I informed the phlebotomy technician that he was wrong and then insisted on speaking with his supervisor who eventually agreed.
And then there was the student (also with Down Syndrome) who was offered to join the Yeshiva band in their Chanukah performance. When I informed him and them that spending time on the stage behind a dead mic isn’t really joining the band, he begrudgingly accepted and it was they (the band) who looked at me, quizzically, and said “Really? He understands?” Yes, guys. Just because he is different, doesn’t mean he is that different.
Almost ten years ago, after several hours of interviews, an article was being written about our special needs gap year program. The editor sent the story back to its author because “Trust me it’s not all fun and games….I was once tackled by someone who weighed 300lbs and refused to get up.” In other words, this editor was suggesting that his singular experience informed the rule and not the exception. No matter that those interviewed had a combined 70 years of experience. This fellow had had a bad experience that more seamlessly aligned with his bias so his bias, not our experience, had to be accurate.
Three individuals with disabilities walked into an ice cream store…
No, it’s not the beginning of an off-color joke. It’s a true story which took place just a few months ago. One of them has a significant physical handicap. He was approached by a grandmotherly sort, who thrust 50 shekels into his hand and told him to treat himself to ice cream. He had his own money and preferred to use it…especially as he was pretty embarrassed standing there among his friends, but there was nothing for him to do: she had decided that he was an invalid and that he was to be the recipient of her kindness. His friend who walks with a less noticeable but still extant limp was offered one free scoop by the ice cream store (whereas the first was treated to a double or triple scoop) and their buddy – a fellow with high functioning ASD who could have really used the pick-me-up – wasn’t offered anything. I guess it was his fault for not looking needy enough. His differences weren’t different ENOUGH.

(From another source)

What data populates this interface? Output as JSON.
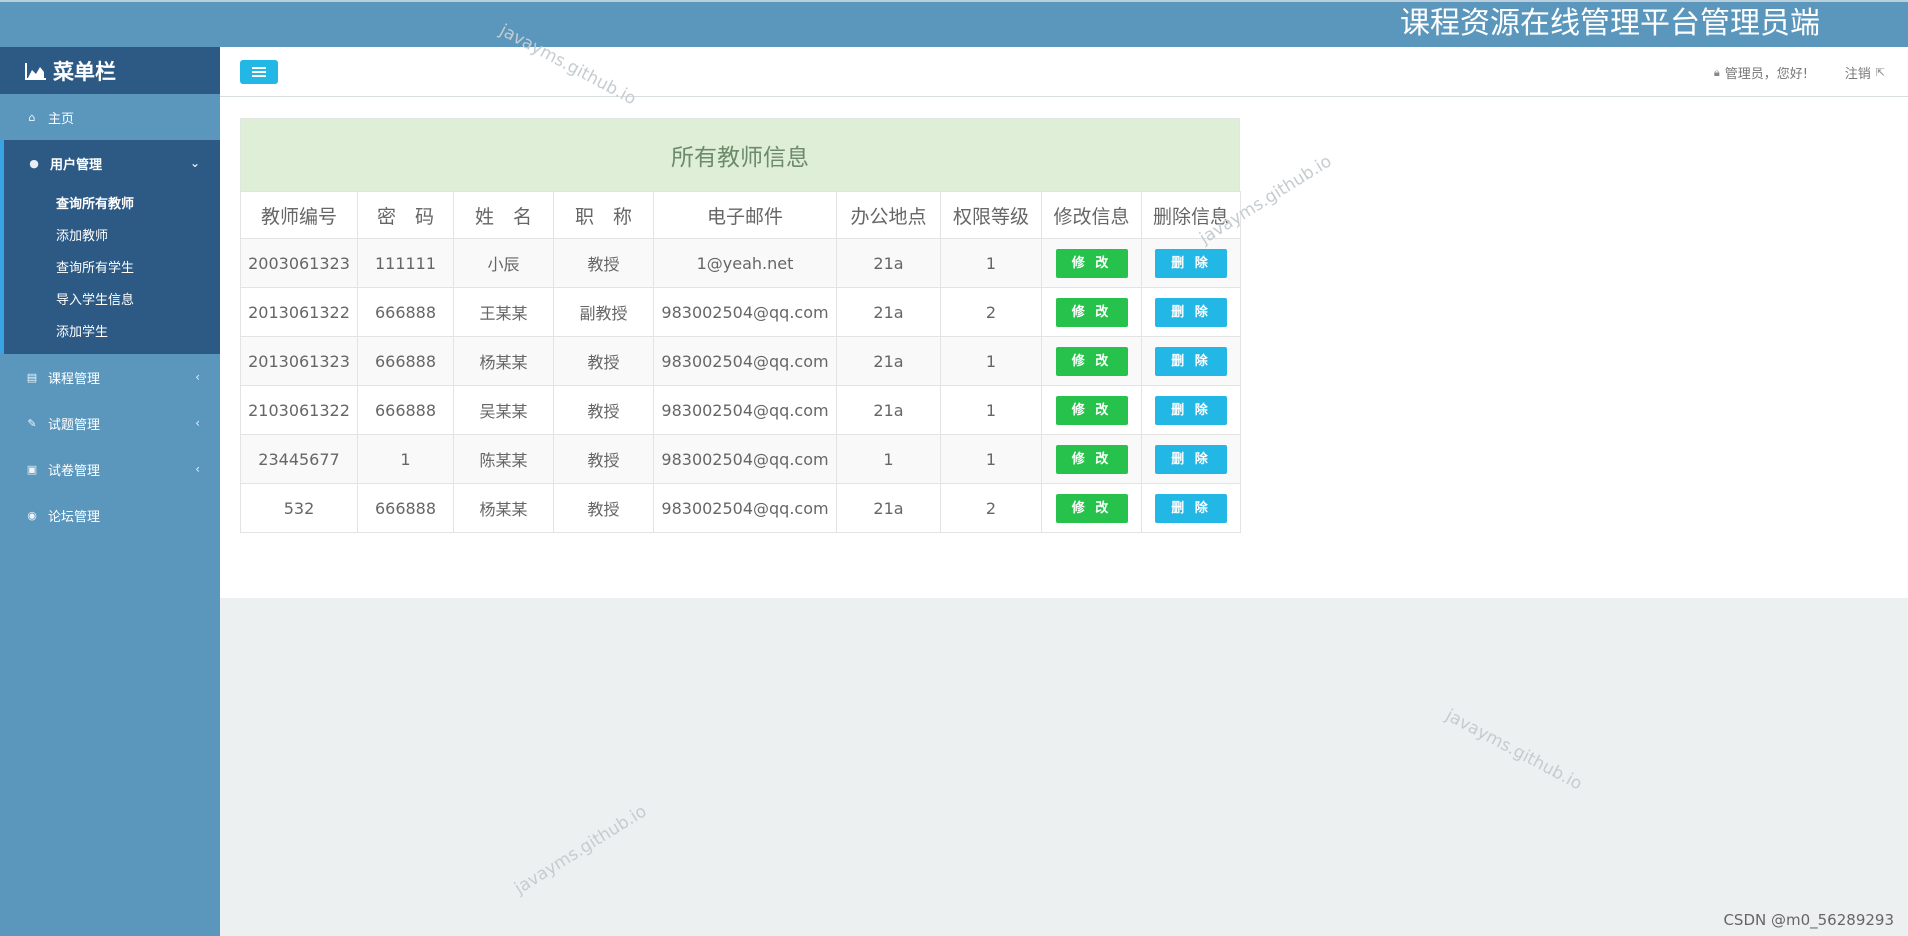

As we look at 3/21 once again, and we think of the challenges experienced by people who have Down Syndrome, take a few minutes to remind yourself not to invent challenges or to define people by their challenges. When it comes to stereotypes, our society is horrified when we define ethnic or minority groups by their stereotypical challenges. Yet too often we look at the disabled or differently abled as a group defined by what they can not do. To be sure, they have very real disabilities and challenges. Very little good can come of ignoring those challenges – but why define people that way? Is that how we’ll sum them up in an obituary? “Today, John passed away after many years of walking with crutches”. “Sylvia was 83 when she died. She will be remembered for her trouble with long division”. Of course not! These are mere elements in a much larger and hopefully more complex and beautiful picture! Differences are the very thing that gives color to our human experience but they can’t be *The* story. Like spices, they flavor what might otherwise be bland, but also like spices, they can not be the main dish.
And when differences aren’t different enough, that’s not a reason to be dismissive or exclusive. It is too often that well-meaning people invest in those who are more noticeably different. It’s time to change that. Include those who are different but also include those who aren’t…..and the ones who fall in between as well. Don’t assume what someone can or can’t do (you are welcome to challenge me to a headstand contest) and don’t make acceptance dependent on what they can or can’t do.
As one of my students recently said when asked how it feels to have Down Syndrome:
“Some people are tall and some people are short; some people are fat and some people are skinny……and I have Down Syndrome”.
Avi Ganz is the Director of Ohr Torah Stone’s Elaine and Norm Brodsky Yeshivat Darkaynu. He lives with his wife and five children in Gush Etzion where he plays the blues on his Hohner, and reminisces fondly of his days playing tackle football with the IFL.